--- Extracted information ---
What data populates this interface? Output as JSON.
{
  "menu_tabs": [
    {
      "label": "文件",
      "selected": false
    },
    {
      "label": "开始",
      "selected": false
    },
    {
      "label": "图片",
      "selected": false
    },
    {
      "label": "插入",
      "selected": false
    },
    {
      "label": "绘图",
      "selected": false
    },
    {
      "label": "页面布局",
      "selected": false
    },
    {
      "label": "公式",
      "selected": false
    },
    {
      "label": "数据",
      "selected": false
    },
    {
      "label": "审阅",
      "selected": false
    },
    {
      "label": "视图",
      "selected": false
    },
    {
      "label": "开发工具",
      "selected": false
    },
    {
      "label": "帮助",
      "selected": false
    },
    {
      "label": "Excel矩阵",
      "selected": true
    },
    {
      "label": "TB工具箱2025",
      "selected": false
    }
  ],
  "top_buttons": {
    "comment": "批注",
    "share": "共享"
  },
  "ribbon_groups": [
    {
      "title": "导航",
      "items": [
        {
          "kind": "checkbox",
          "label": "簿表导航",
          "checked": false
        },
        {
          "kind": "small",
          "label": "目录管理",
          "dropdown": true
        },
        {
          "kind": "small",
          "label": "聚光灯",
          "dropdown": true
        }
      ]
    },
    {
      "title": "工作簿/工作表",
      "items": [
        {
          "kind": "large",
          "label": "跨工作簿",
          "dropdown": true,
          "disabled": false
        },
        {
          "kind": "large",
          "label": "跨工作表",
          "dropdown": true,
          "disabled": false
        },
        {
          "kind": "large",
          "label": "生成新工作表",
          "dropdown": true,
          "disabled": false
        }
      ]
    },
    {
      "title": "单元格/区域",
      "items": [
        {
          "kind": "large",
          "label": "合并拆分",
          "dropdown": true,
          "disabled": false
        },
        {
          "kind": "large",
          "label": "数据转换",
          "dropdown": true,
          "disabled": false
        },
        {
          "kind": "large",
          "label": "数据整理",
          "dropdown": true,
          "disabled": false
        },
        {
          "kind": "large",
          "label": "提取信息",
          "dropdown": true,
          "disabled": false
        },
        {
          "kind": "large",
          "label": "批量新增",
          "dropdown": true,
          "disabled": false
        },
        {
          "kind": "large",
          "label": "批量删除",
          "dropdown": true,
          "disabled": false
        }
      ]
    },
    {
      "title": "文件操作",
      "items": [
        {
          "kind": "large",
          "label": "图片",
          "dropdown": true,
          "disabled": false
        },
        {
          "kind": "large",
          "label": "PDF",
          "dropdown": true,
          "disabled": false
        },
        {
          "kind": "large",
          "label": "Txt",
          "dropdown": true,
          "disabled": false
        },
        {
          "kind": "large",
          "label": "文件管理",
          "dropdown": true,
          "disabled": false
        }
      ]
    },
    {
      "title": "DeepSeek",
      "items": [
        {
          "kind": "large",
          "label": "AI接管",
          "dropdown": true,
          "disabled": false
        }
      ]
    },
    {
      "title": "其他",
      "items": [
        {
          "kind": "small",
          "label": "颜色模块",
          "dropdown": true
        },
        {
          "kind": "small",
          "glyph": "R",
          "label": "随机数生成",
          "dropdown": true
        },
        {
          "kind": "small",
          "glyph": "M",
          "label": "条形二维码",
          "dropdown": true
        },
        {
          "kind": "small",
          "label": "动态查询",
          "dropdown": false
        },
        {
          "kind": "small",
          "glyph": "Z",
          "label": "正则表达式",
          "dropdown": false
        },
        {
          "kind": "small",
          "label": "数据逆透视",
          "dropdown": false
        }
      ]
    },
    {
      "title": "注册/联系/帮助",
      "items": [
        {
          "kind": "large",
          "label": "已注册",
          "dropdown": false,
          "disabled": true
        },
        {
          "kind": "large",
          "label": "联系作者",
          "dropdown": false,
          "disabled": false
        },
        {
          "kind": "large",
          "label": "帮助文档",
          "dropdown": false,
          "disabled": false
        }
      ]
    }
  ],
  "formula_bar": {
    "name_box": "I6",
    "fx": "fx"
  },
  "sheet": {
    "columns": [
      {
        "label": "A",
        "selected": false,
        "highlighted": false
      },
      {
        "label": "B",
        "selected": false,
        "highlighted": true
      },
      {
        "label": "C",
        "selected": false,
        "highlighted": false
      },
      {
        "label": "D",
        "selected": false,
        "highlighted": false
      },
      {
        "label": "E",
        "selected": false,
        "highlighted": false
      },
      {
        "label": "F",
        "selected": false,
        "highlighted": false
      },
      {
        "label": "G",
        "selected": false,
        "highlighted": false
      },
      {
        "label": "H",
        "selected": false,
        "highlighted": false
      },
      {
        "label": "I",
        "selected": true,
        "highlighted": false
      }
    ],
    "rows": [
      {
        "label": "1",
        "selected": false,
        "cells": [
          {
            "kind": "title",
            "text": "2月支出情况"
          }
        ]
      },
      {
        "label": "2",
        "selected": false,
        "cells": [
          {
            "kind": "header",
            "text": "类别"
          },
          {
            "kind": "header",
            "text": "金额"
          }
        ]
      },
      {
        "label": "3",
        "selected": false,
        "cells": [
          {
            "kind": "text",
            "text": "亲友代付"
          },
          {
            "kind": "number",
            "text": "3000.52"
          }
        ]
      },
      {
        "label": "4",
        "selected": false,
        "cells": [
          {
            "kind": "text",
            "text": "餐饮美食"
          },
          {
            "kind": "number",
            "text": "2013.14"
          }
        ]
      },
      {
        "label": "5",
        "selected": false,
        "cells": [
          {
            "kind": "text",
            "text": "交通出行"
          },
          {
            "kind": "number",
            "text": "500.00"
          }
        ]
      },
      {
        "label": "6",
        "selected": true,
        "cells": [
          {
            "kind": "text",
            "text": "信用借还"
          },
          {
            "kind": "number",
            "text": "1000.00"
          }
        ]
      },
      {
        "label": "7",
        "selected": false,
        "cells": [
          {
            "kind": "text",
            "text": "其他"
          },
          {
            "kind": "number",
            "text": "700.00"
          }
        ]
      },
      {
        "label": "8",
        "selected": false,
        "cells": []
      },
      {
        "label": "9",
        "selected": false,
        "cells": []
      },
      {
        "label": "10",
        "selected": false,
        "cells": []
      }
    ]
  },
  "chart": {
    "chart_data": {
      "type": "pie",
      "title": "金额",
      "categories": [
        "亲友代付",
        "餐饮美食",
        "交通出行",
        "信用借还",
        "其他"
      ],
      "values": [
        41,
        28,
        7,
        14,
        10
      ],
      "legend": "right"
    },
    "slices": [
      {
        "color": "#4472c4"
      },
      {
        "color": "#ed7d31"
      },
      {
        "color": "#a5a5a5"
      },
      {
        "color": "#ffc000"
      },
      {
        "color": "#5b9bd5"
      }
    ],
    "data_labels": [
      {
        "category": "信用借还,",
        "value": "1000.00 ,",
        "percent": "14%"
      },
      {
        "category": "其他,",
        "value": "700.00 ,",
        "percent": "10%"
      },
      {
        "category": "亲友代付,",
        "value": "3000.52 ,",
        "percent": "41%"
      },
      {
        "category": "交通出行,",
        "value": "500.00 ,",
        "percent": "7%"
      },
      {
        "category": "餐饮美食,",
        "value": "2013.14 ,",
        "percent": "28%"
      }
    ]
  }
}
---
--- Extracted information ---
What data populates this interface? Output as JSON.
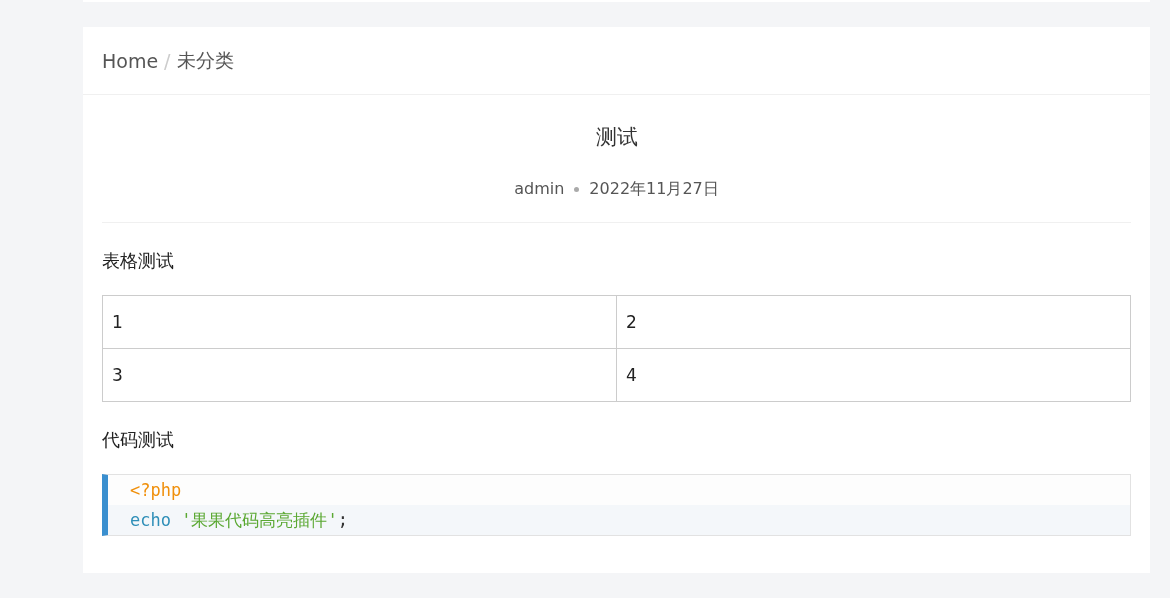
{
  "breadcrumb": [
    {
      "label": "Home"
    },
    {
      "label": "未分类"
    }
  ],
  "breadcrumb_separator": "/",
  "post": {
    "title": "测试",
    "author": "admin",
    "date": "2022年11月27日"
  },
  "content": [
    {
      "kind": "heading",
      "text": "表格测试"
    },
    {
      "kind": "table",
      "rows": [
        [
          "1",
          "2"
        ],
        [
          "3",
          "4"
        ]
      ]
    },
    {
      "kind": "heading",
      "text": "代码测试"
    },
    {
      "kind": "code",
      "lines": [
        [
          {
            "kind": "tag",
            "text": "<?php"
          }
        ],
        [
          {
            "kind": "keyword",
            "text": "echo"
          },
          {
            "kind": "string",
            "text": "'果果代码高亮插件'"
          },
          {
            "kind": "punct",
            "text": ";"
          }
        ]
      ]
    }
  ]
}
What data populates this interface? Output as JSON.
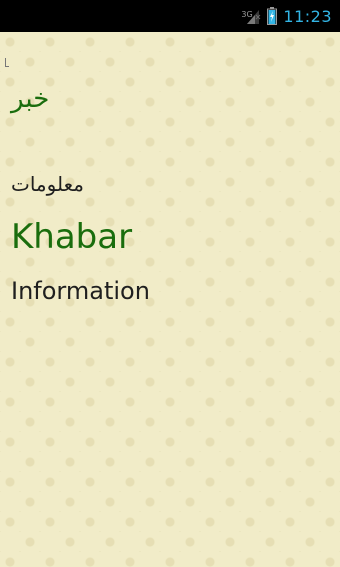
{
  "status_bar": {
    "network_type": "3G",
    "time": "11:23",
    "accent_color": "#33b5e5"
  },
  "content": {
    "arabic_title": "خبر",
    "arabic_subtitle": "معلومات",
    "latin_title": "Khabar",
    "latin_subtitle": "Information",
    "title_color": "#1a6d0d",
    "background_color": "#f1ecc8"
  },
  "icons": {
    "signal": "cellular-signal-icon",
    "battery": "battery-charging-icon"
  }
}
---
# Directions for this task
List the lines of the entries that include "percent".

# Result of the task
        "percent": "14%"
        "percent": "10%"
        "percent": "41%"
        "percent": "7%"
        "percent": "28%"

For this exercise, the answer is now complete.